Some installation fees can go as high as $1,000, so make sure to read the details. You’ll require a modem and Wi-Fi router, and some fiber companies offer the option to rent these devices for a fee.

Once your wired connection is activated, you can either pay them to install your router and Wi-Fi modem or do it yourself. If your home exceeds 1,600 feet in size, you may need Wi-Fi routers to ensure that every area of your home has internet coverage.

2. For 5G Internet

When it comes to 5G home internet, you will need a modem and router. Professional assistance is necessary for installing 5G home internet; however, this requirement may change over time.

During installation, a technician will strategically place Wi-Fi extenders throughout your home to prevent any zones.

Frequently Asked Questions

Which one is faster, 5G Home Internet or FiOS?

5G Home Internet: 5G speeds can vary based on factors like distance from the tower and network congestion. It can offer speeds comparable to traditional broadband, typically ranging from 100 Mbps to 1 Gbps.
FiOS: FiOS is known for its consistently high speeds. It can offer symmetrical speeds (same upload and download) of up to 1 Gbps or more, making it one of the fastest residential internet options.

Which service is more widely available?

FiOS is typically more widely available in established areas, especially urban and suburban regions. 5G Home Internet availability depends on the rollout of 5G infrastructure in your specific location.

What about latency and reliability?

FiOS tends to have lower latency and higher reliability due to its dedicated fiber-optic lines. 5G Home Internet can have higher latency and may be susceptible to disruptions caused by interference or distance from the 5G tower.

Final Verdict

Service providers are expanding their coverage for home broadband with the introduction of 5G home internet service.

Even if the quality of 5G service isn’t perfect, it still offers an option and promotes more competition in the market. It benefits consumers by encouraging innovation and keeping prices affordable.
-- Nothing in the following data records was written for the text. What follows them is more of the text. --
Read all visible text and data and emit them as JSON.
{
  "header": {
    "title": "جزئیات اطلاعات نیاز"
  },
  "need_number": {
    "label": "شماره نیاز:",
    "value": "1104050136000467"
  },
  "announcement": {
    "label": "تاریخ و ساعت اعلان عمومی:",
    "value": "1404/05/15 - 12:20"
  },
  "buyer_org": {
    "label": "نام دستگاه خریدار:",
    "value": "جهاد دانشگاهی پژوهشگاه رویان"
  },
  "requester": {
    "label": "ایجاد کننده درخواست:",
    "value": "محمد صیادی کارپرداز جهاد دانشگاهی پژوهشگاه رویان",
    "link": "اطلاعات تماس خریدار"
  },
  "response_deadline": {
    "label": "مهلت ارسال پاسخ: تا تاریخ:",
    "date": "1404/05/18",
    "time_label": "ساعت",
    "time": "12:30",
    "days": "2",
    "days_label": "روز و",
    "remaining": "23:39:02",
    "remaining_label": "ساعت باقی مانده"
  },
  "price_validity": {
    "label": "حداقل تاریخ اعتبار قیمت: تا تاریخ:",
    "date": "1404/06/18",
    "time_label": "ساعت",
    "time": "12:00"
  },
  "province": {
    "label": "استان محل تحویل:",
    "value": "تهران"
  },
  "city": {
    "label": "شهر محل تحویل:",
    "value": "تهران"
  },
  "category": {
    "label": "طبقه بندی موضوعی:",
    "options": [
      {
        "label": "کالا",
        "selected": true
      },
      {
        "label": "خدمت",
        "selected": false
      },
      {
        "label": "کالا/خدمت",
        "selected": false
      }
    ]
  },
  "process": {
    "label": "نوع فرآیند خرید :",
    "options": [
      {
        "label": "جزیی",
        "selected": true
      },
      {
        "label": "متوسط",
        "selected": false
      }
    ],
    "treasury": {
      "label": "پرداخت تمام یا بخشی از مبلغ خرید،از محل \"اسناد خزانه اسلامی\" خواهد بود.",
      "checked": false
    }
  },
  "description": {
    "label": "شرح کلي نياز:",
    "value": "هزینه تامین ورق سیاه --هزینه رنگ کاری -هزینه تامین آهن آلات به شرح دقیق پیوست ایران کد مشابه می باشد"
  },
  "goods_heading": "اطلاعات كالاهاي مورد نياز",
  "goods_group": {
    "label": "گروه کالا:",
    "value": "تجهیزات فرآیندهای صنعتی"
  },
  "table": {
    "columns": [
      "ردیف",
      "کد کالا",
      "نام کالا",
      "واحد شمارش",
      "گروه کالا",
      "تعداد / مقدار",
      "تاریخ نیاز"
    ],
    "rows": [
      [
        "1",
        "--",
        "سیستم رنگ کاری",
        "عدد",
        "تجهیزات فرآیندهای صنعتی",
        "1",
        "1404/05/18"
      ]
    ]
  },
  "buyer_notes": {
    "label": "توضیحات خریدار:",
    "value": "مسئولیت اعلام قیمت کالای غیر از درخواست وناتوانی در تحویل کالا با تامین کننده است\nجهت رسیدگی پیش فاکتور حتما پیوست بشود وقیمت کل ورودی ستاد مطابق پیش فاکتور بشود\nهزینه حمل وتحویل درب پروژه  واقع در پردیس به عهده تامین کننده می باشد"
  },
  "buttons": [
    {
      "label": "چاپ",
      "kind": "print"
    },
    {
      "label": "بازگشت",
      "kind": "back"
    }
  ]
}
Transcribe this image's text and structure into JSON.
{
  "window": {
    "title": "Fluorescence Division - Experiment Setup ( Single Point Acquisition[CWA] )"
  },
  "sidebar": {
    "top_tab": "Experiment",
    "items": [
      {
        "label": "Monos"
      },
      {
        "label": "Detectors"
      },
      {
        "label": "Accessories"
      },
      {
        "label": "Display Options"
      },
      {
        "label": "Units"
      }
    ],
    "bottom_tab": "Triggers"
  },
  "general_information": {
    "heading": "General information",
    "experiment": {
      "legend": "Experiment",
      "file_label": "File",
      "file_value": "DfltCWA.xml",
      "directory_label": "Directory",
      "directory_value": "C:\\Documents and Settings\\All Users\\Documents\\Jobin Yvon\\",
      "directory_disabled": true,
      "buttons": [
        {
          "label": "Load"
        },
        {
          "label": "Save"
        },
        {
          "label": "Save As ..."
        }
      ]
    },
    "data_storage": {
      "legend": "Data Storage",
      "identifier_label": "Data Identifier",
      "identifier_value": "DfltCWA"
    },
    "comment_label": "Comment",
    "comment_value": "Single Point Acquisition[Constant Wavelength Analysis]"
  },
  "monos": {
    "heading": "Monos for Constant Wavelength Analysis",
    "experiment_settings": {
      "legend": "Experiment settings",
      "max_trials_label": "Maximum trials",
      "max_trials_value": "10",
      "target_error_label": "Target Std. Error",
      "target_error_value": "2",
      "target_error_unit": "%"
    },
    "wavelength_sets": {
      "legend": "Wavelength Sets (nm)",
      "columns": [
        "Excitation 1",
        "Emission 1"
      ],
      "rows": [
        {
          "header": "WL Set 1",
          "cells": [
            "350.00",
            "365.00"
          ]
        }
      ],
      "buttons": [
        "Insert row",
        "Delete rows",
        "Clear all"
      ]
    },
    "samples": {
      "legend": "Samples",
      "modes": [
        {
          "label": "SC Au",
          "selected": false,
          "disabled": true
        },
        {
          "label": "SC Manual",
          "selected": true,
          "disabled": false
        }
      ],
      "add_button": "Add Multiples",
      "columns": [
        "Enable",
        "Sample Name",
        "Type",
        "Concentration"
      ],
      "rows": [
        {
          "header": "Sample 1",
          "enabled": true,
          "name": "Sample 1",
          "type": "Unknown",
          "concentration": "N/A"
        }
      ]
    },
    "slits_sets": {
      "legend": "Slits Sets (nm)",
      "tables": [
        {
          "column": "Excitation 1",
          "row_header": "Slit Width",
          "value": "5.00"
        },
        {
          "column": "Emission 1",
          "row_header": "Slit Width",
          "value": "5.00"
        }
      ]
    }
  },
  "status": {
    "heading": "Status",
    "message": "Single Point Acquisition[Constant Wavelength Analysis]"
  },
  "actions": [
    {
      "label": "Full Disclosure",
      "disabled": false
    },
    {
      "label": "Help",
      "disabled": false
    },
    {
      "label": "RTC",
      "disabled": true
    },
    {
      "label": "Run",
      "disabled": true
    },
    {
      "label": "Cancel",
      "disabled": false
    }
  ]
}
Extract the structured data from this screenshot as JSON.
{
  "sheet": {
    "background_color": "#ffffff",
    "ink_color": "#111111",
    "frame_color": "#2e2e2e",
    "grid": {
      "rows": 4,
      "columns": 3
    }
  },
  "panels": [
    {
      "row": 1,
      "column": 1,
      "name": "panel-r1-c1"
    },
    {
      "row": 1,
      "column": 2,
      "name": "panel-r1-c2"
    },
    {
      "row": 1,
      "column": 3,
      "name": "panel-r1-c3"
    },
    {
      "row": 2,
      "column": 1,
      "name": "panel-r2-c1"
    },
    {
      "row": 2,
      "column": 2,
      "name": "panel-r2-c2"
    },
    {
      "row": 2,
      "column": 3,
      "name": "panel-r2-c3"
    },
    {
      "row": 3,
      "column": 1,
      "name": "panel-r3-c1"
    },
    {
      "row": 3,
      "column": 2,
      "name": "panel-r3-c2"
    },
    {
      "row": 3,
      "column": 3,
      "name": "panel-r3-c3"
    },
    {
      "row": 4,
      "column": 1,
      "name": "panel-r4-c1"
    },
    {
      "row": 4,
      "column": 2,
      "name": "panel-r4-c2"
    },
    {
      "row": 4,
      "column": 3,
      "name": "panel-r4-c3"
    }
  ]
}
The availability of FiOS might be limited at the moment due to the need for fiber installation and trench digging. If you have access to FiOS internet, go for it since even their 300 Mbps tier provides speeds suitable for most people’s needs.

If you don’t have access to FiOS but have access to 5G home internet, explore your options. Look at what your local cable provider offers; in some cases, cable internet comes as a second in terms of performance compared to fiber-based internet.

If cable internet isn’t available or you prefer not to rely on the provider, then 5G internet could be an alternative. However, it may be best to avoid relying on 5G home internet if you’re a gamer outside of areas covered by millimeter-wave technology.